Christmas Eve, in case you hadn’t noticed, is when I re-read Sir Arthur Conan Doyle’s ‘The Adventure of Blue Carbuncle’. When I took down my bound volume of the relevant year’s Strand magazines (itself a very kind Christmas gift), I noticed the date embossed on its spine: 1892. This was a reminder, if one were needed, that this story is now one hundred and twenty years old. (In fact, the story was originally published in January, so it is almost one year older than that.)
Inevitably, the story creaks in the ways that your great-grandfather’s popular fiction will: all those interjections – “My dear Holmes!” – and all that reporting of action via direct speech – “Pray take the basket-chair. I will just put on my slippers before we settle this little matter of yours. Now, then!” But there are also moments which signify its age in a less grating fashion. Take Holmes’s answer to the question of which newspapers should carry his message to the owner of an abandoned Christmas goose, for example: “Oh, in the Globe, Star, Pall Mall, St. James’s, Evening News, Standard, Echo, and any others that occur to you.” Would that today’s press were so vibrant and varied!
In his The Intellectuals and the Masses, John Carey makes a good deal of Holmes’s reliance upon and love of the press. For Carey (though alas he doesn’t cite any one story as evidence for his assertions), this addiction to news is in a roundabout way of a piece with the redemptive message at the festive heart of ‘The Blue Carbuncle’:

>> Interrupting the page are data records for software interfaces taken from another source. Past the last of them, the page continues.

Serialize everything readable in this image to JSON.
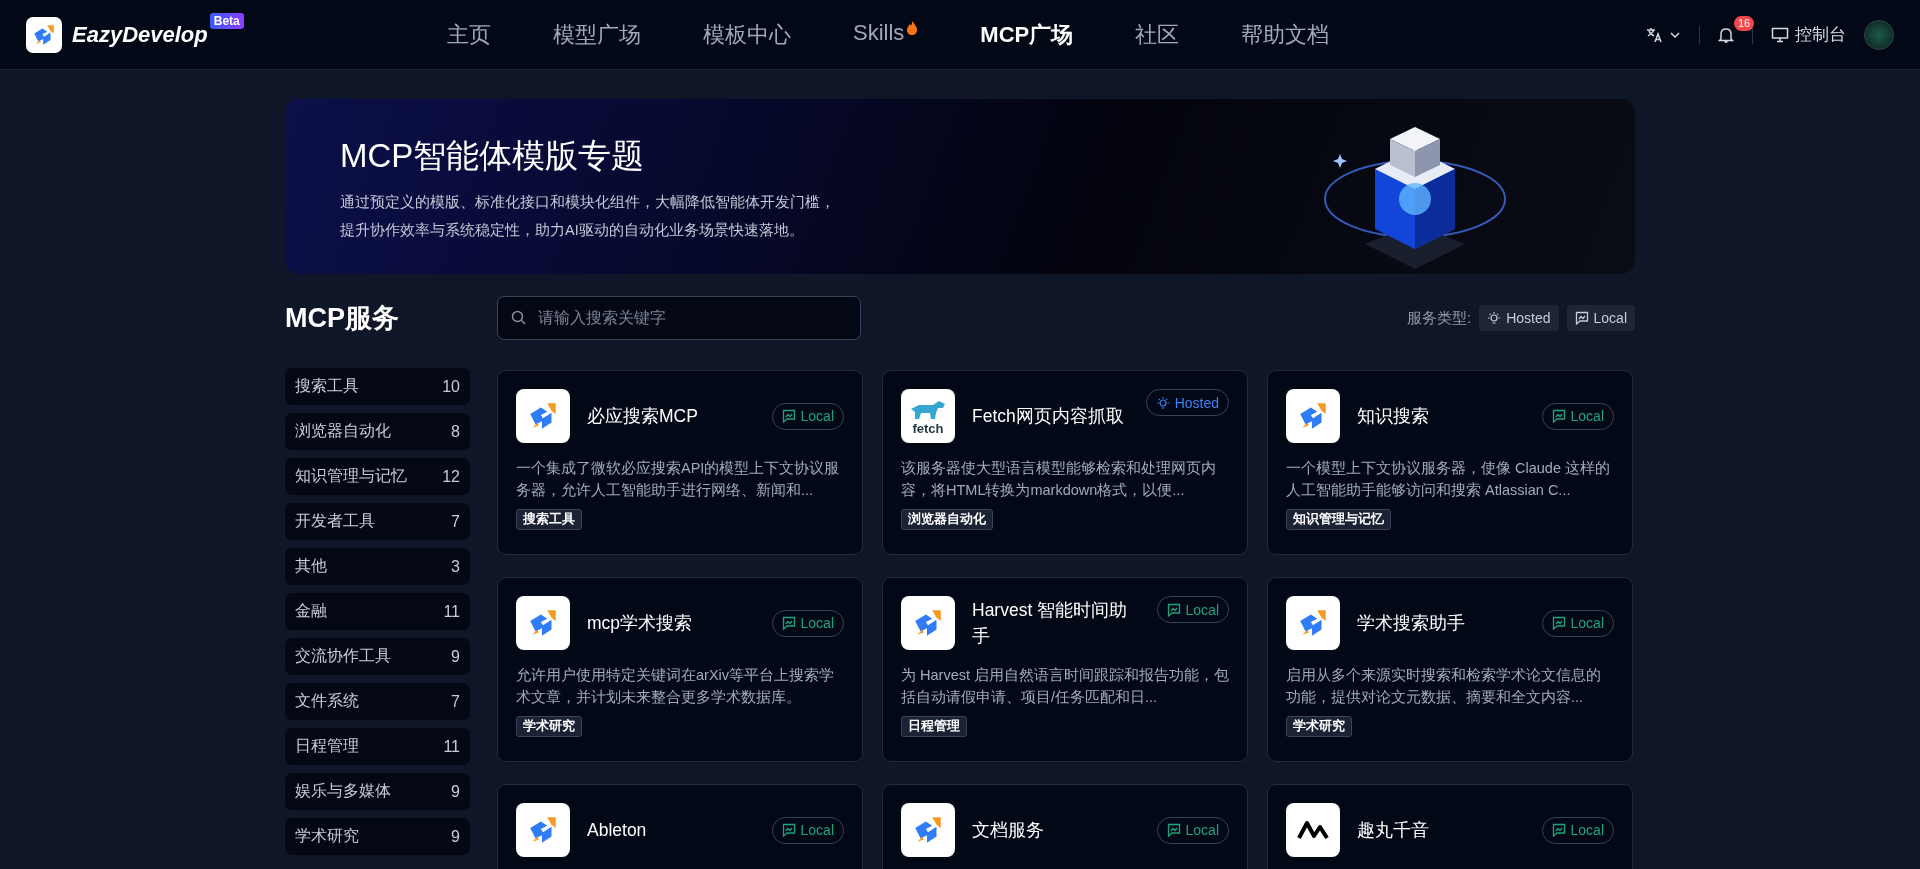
{
  "header": {
    "logo_text": "EazyDevelop",
    "beta_badge": "Beta",
    "nav": [
      {
        "label": "主页",
        "selected": false
      },
      {
        "label": "模型广场",
        "selected": false
      },
      {
        "label": "模板中心",
        "selected": false
      },
      {
        "label": "Skills",
        "selected": false,
        "hot": true
      },
      {
        "label": "MCP广场",
        "selected": true
      },
      {
        "label": "社区",
        "selected": false
      },
      {
        "label": "帮助文档",
        "selected": false
      }
    ],
    "notification_count": "16",
    "console_label": "控制台"
  },
  "banner": {
    "title": "MCP智能体模版专题",
    "lines": [
      "通过预定义的模版、标准化接口和模块化组件，大幅降低智能体开发门槛，",
      "提升协作效率与系统稳定性，助力AI驱动的自动化业务场景快速落地。"
    ]
  },
  "sidebar": {
    "title": "MCP服务",
    "items": [
      {
        "label": "搜索工具",
        "count": "10"
      },
      {
        "label": "浏览器自动化",
        "count": "8"
      },
      {
        "label": "知识管理与记忆",
        "count": "12"
      },
      {
        "label": "开发者工具",
        "count": "7"
      },
      {
        "label": "其他",
        "count": "3"
      },
      {
        "label": "金融",
        "count": "11"
      },
      {
        "label": "交流协作工具",
        "count": "9"
      },
      {
        "label": "文件系统",
        "count": "7"
      },
      {
        "label": "日程管理",
        "count": "11"
      },
      {
        "label": "娱乐与多媒体",
        "count": "9"
      },
      {
        "label": "学术研究",
        "count": "9"
      }
    ]
  },
  "search": {
    "placeholder": "请输入搜索关键字"
  },
  "service_type": {
    "label": "服务类型:",
    "options": [
      {
        "label": "Hosted",
        "kind": "hosted"
      },
      {
        "label": "Local",
        "kind": "local"
      }
    ]
  },
  "cards": [
    {
      "logo": {
        "kind": "eazy"
      },
      "name": "必应搜索MCP",
      "kind": "local",
      "type_label": "Local",
      "description": "一个集成了微软必应搜索API的模型上下文协议服务器，允许人工智能助手进行网络、新闻和...",
      "tag": "搜索工具"
    },
    {
      "logo": {
        "kind": "fetch"
      },
      "name": "Fetch网页内容抓取",
      "kind": "hosted",
      "type_label": "Hosted",
      "description": "该服务器使大型语言模型能够检索和处理网页内容，将HTML转换为markdown格式，以便...",
      "tag": "浏览器自动化"
    },
    {
      "logo": {
        "kind": "eazy"
      },
      "name": "知识搜索",
      "kind": "local",
      "type_label": "Local",
      "description": "一个模型上下文协议服务器，使像 Claude 这样的人工智能助手能够访问和搜索 Atlassian C...",
      "tag": "知识管理与记忆"
    },
    {
      "logo": {
        "kind": "eazy"
      },
      "name": "mcp学术搜索",
      "kind": "local",
      "type_label": "Local",
      "description": "允许用户使用特定关键词在arXiv等平台上搜索学术文章，并计划未来整合更多学术数据库。",
      "tag": "学术研究"
    },
    {
      "logo": {
        "kind": "eazy"
      },
      "name": "Harvest 智能时间助手",
      "kind": "local",
      "type_label": "Local",
      "description": "为 Harvest 启用自然语言时间跟踪和报告功能，包括自动请假申请、项目/任务匹配和日...",
      "tag": "日程管理"
    },
    {
      "logo": {
        "kind": "eazy"
      },
      "name": "学术搜索助手",
      "kind": "local",
      "type_label": "Local",
      "description": "启用从多个来源实时搜索和检索学术论文信息的功能，提供对论文元数据、摘要和全文内容...",
      "tag": "学术研究"
    },
    {
      "logo": {
        "kind": "eazy"
      },
      "name": "Ableton",
      "kind": "local",
      "type_label": "Local"
    },
    {
      "logo": {
        "kind": "eazy"
      },
      "name": "文档服务",
      "kind": "local",
      "type_label": "Local"
    },
    {
      "logo": {
        "kind": "wave"
      },
      "name": "趣丸千音",
      "kind": "local",
      "type_label": "Local"
    }
  ]
}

“[The] contempt among [modernist] intellectuals for newspapers is not, we should note, shared by the great fictional intellectual of the period, Sherlock Holmes. While the intellectuals were busy inventing alarming versions of the masses for other intellectuals to read, Conan Doyle created, in Holmes, a comforting version of the intellectual for mass consumption […] Holmes’s redemptive genius as a detective lies in rescuing individuals from the mass […] by giving an accurate account, before they have spoken a word, of their jobs, their habits and their individual interests. The appeal of this Holmesian magic and the reassurance it brings to readers are, I would suggest, residually religious, akin to the singling-out of the individual soul, redeemed from the mass, that Christianity promises.” [pp. 8-9]

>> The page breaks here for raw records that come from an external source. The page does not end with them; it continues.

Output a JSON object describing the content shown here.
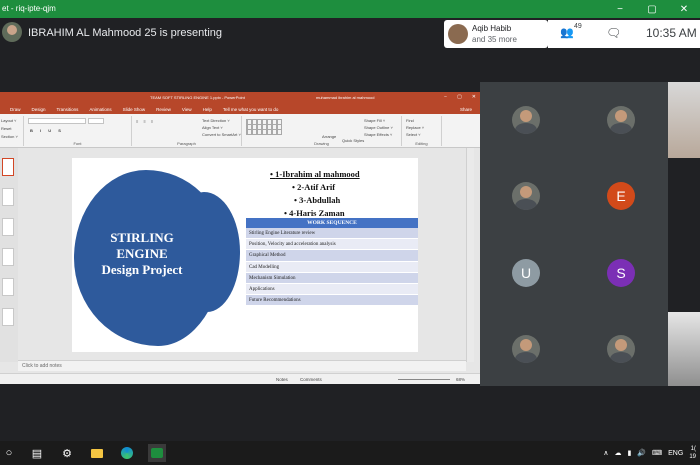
{
  "browser": {
    "url_fragment": "et - riq-ipte-qjm",
    "controls": [
      "−",
      "▢",
      "✕"
    ]
  },
  "meet": {
    "presenter_text": "IBRAHIM AL Mahmood 25 is presenting",
    "join_name": "Aqib Habib",
    "join_more": "and 35 more",
    "participants_count": "49",
    "people_icon": "people-icon",
    "chat_icon": "chat-icon",
    "time": "10:35 AM",
    "tiles": [
      {
        "type": "photo"
      },
      {
        "type": "photo"
      },
      {
        "type": "photo"
      },
      {
        "type": "letter",
        "letter": "E",
        "color": "#d24a1a"
      },
      {
        "type": "letter",
        "letter": "U",
        "color": "#8e9ba3"
      },
      {
        "type": "letter",
        "letter": "S",
        "color": "#7b2fb5"
      },
      {
        "type": "photo"
      },
      {
        "type": "photo"
      }
    ]
  },
  "ppt": {
    "doc_title": "TEAM SOFT STIRLING ENGINE 1.pptx - PowerPoint",
    "user_name": "muhammad ibrahim al mahmood",
    "window_controls": [
      "−",
      "▢",
      "✕"
    ],
    "tabs": [
      "Draw",
      "Design",
      "Transitions",
      "Animations",
      "Slide Show",
      "Review",
      "View",
      "Help",
      "Tell me what you want to do",
      "Share"
    ],
    "ribbon": {
      "layout": "Layout ˅",
      "reset": "Reset",
      "section": "Section ˅",
      "font_group": "Font",
      "paragraph_group": "Paragraph",
      "text_direction": "Text Direction ˅",
      "align_text": "Align Text ˅",
      "convert_smartart": "Convert to SmartArt ˅",
      "drawing_group": "Drawing",
      "arrange": "Arrange",
      "quick_styles": "Quick Styles",
      "shape_fill": "Shape Fill ˅",
      "shape_outline": "Shape Outline ˅",
      "shape_effects": "Shape Effects ˅",
      "find": "Find",
      "replace": "Replace ˅",
      "select": "Select ˅",
      "editing_group": "Editing"
    },
    "notes_placeholder": "Click to add notes",
    "status": {
      "notes": "Notes",
      "comments": "Comments",
      "zoom": "68%"
    },
    "slide": {
      "title_lines": [
        "STIRLING",
        "ENGINE",
        "Design Project"
      ],
      "members": [
        "1-Ibrahim al mahmood",
        "2-Atif Arif",
        "3-Abdullah",
        "4-Haris Zaman"
      ],
      "work_sequence_header": "WORK SEQUENCE",
      "work_sequence": [
        "Stirling Engine Literature review",
        "Position, Velocity and acceleration analysis",
        "Graphical Method",
        "Cad Modelling",
        "Mechanism Simulation",
        "Applications",
        "Future Recommendations"
      ],
      "accent_color": "#2e5a9c",
      "table_header_color": "#4472c4"
    }
  },
  "taskbar": {
    "icons": [
      "start-icon",
      "search-icon",
      "task-view-icon",
      "settings-icon",
      "file-explorer-icon",
      "edge-icon",
      "meet-icon"
    ],
    "lang": "ENG",
    "clock_line1": "1(",
    "clock_line2": "19"
  }
}
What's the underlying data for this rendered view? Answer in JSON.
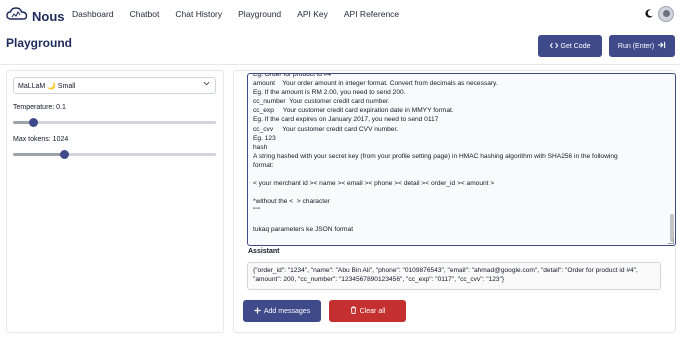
{
  "app": {
    "name": "Nous"
  },
  "nav": {
    "links": [
      "Dashboard",
      "Chatbot",
      "Chat History",
      "Playground",
      "API Key",
      "API Reference"
    ]
  },
  "page": {
    "title": "Playground"
  },
  "actions": {
    "get_code": "Get Code",
    "run": "Run (Enter)"
  },
  "settings": {
    "model": "MaLLaM 🌙 Small",
    "temperature": {
      "label": "Temperature: 0.1",
      "value": 0.1,
      "max": 1
    },
    "max_tokens": {
      "label": "Max tokens: 1024",
      "value": 1024,
      "max": 4096
    }
  },
  "prompt": {
    "lines": [
      "Eg. Order for product id #4",
      "amount    Your order amount in integer format. Convert from decimals as necessary.",
      "Eg. If the amount is RM 2.00, you need to send 200.",
      "cc_number  Your customer credit card number.",
      "cc_exp     Your customer credit card expiration date in MMYY format.",
      "Eg. If the card expires on January 2017, you need to send 0117",
      "cc_cvv     Your customer credit card CVV number.",
      "Eg. 123",
      "hash",
      "A string hashed with your secret key (from your profile setting page) in HMAC hashing algorithm with SHA256 in the following",
      "format:",
      "",
      "< your merchant id >< name >< email >< phone >< detail >< order_id >< amount >",
      "",
      "*without the <  > character",
      "\"\"\"",
      "",
      "tukaq parameters ke JSON format"
    ]
  },
  "assistant": {
    "label": "Assistant",
    "text": "{\"order_id\": \"1234\", \"name\": \"Abu Bin Ali\", \"phone\": \"0109876543\", \"email\": \"ahmad@google.com\", \"detail\": \"Order for product id #4\", \"amount\": 200, \"cc_number\": \"1234567890123456\", \"cc_exp\": \"0117\", \"cc_cvv\": \"123\"}"
  },
  "buttons": {
    "add_messages": "Add messages",
    "clear_all": "Clear all"
  },
  "colors": {
    "primary": "#3f4a8a",
    "danger": "#c43030",
    "brand": "#1e2a5a"
  },
  "icons": [
    "cloud-logo-icon",
    "moon-icon",
    "code-icon",
    "enter-icon",
    "plus-icon",
    "trash-icon",
    "chevron-down-icon"
  ]
}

By this logic, ‘The Blue Carbuncle’ is the quintessential Holmes story: the great detective explicitly cites the case as “one of those whimsical little incidents which will happen when you have four million human beings all jostling each other within the space of a few square miles”; yet even before meeting him he deduces in exacting detail the shape of the life lived by the man who lost his Christmas goose (“it is extremely improbable that he has gas laid on in his house”). From there, Holmes follows the trail through to a villain whom he sets free with the justification of “saving a soul”. Given ‘The Blue Carbuncle’ is set during the Christian festival which most celebrates the potential for salvation, it’s remarkable that Carey uses that word ‘redemptive’; and, if we were to use Holmes’s methods upon an unreferenced passage which also discusses newspaper personal columns, we might be forced to deduce that Carey had on his mind as he wrote precisely Holmes’s little Christmas miracle.
Elsewhere, Carey argues that Conan Doyle’s Holmes practiced a weird kind of anti-intellectualism in his adventures: all those disparaged clerks and, for instance in ‘The Naval Treaty’, a defence of the intellectuals’ hated Board Schools as “lighthouses”. It seems to me, however, that the redemptive power of Holmes’s method – if we are to join Carey in his vision of Holmes as a saviour of the individual against the mass, which on Christmas 2012 as much as on Christmas 1892 it is almost possible not to do – lies precisely in his intellect. Sherlock Holmes is not an impossible shaman – “Your reasoning is certainly plausible,” says Watson – but an improbable savant. And when one has eliminated the impossible, whatever remains – however improbable – must be the truth.
Merry Christmas, everyone.